The downbeat outlook comes as automakers including Tesla, General Motors and Ford slow their EV factory expansions in expectation of weaker demand for cars owing to higher rates increasing financing costs, and slowing economic growth in China and Europe.
“EV demand next year could be lower than expectations,” LGES chief financial officer Lee Chang-sil told analysts in a conference call.
“Sales growth next year won’t be as big as this year as the macro economic environment deteriorates and high interest rates discourage consumer spending, while growth slows in Europe and the EV penetration rate in China goes up,” Lee said.
Lee’s comments echoed Musk’s, who said last week during Tesla’s earnings call that he was “worried about the high interest rate environment we’re in”. Tesla reported net income in the third quarter of $1.85bn, down 44 per cent from a year before.
Shares of LGES, which supplies batteries to Tesla, GM and other automakers, closed down 8.7 per cent at Won409,500, the lowest level in more than a year.
“Investors have been too optimistic about EV demand growth . . . slowing demand growth is coming sooner than expected, especially in the high-end EV market,” said Lee Hang-koo, executive adviser at Korea Automotive Technology Institute.
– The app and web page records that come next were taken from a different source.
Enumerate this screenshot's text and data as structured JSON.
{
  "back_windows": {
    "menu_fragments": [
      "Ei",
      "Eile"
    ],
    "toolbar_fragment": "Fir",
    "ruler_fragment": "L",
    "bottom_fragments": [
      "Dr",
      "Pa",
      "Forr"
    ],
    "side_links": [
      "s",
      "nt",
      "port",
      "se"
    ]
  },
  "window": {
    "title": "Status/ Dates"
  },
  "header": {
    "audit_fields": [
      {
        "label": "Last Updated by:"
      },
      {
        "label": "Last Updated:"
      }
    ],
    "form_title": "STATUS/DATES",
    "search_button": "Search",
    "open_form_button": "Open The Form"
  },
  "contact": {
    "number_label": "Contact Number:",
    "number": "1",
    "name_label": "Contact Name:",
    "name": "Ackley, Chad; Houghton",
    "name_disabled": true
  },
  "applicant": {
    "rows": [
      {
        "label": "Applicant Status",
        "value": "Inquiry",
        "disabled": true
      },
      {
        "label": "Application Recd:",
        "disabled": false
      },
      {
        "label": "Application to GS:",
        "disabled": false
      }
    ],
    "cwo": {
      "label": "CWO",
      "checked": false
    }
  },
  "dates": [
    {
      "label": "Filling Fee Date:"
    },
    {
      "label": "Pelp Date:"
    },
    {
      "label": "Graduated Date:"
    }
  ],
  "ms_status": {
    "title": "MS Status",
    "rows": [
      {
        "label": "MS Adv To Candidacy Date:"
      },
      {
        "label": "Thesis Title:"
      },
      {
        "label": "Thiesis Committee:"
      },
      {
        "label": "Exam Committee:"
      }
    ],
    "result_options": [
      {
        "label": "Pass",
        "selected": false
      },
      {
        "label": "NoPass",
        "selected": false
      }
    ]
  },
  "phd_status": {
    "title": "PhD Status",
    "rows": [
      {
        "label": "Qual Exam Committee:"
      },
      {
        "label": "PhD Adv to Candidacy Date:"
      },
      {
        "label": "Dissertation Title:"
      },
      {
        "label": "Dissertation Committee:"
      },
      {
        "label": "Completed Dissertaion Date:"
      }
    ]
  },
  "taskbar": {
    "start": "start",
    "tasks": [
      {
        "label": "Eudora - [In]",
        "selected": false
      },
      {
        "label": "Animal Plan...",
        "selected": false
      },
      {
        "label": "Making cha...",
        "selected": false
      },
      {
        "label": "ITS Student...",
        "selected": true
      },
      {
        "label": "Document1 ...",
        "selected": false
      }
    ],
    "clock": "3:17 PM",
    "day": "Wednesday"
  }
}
“The growth rate is slowing in the US and Europe but demand will rebound in the long term due to the environment-friendly policies. However, they will need to expand their low-to-mid-end EV models.”
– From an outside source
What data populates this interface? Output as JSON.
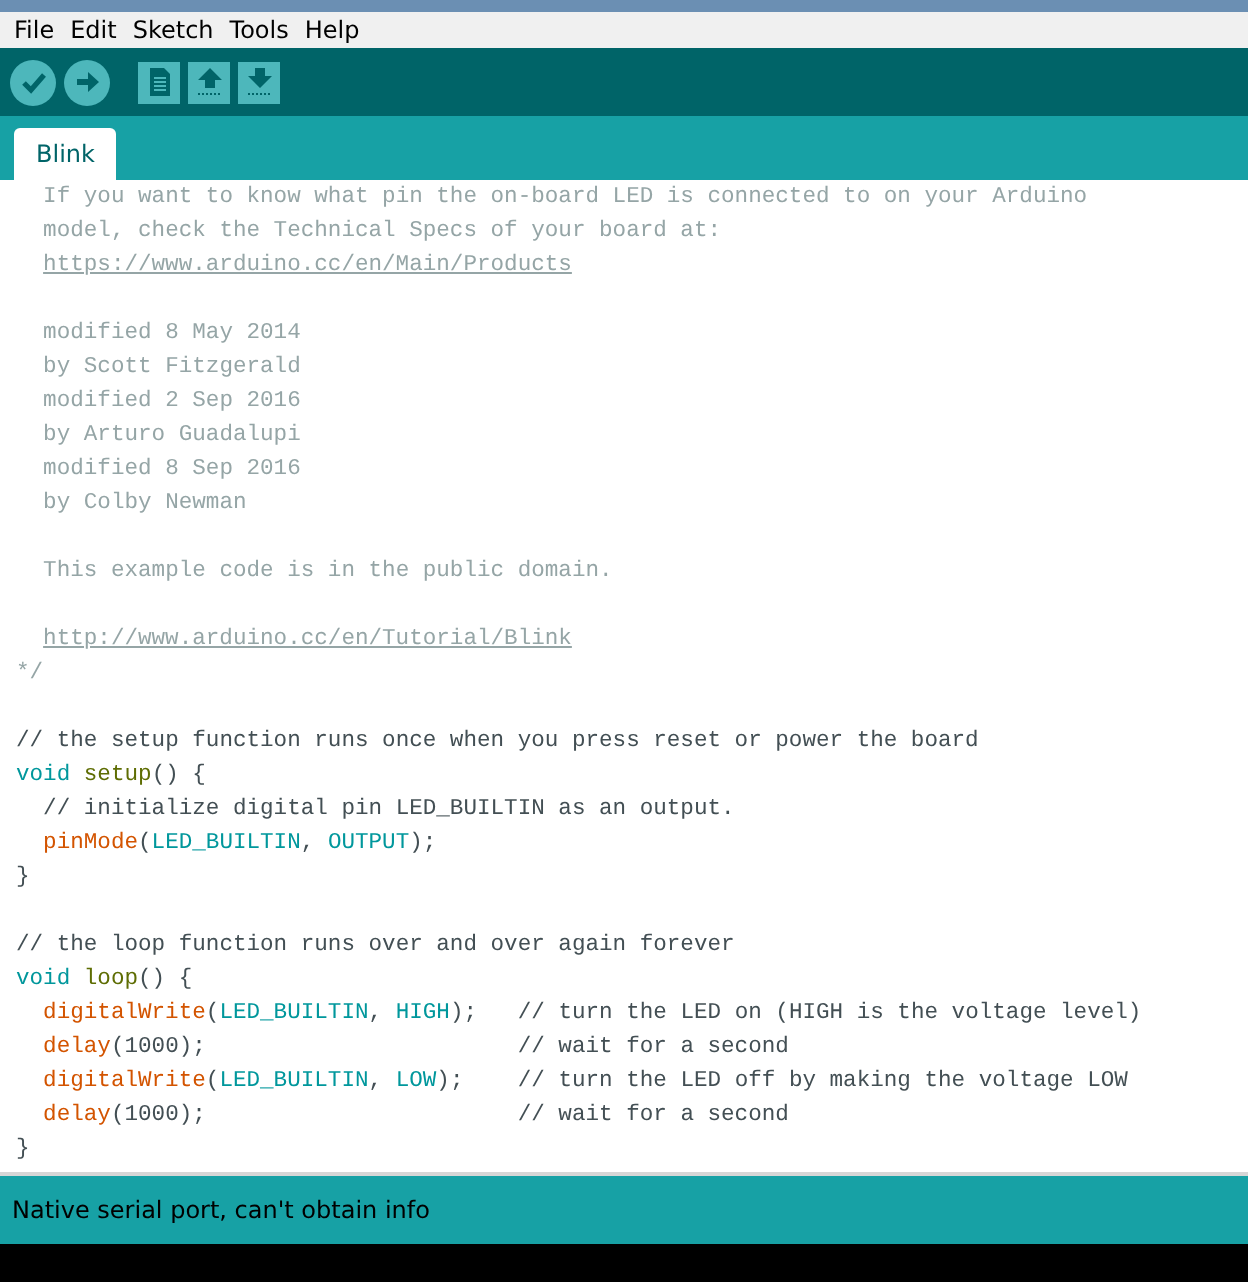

GM, LGES’s joint venture partner in an Ohio battery plant and two more under construction, said on Tuesday it was slowing its EV strategy to focus on profitability and delaying production of several models to reduce costs.
Despite the dim outlook, LGES is boosting production capacity at its wholly-owned Arizona battery plant by a third to take advantage of tax credits offered under the Inflation Reduction Act. It plans to produce its most sophisticated batteries with a longer driving range at the plant in two years’ time.
LGES reported a 40 per cent jump in third-quarter operating profit to Won731bn ($543.5mn) after it increased production at its Ohio plant with GM. Sales increased 7.5 per cent to Won8.2tn in the July-September quarter but were down 6 per cent from the previous quarter because of weaker demand in Europe.
“The company is facing tougher competition in the US and Europe as more automakers opt for cheaper LFP [lithium iron phosphate] batteries,” said Lee from the automotive institute. “With increased competition, the industry could soon see battery oversupply.”
LGES said it was cutting output at its factory in Poland as Chinese rivals launch cheaper EVs in Europe. It plans to produce cheaper LFP batteries from 2026 to meet demand for lower-priced models.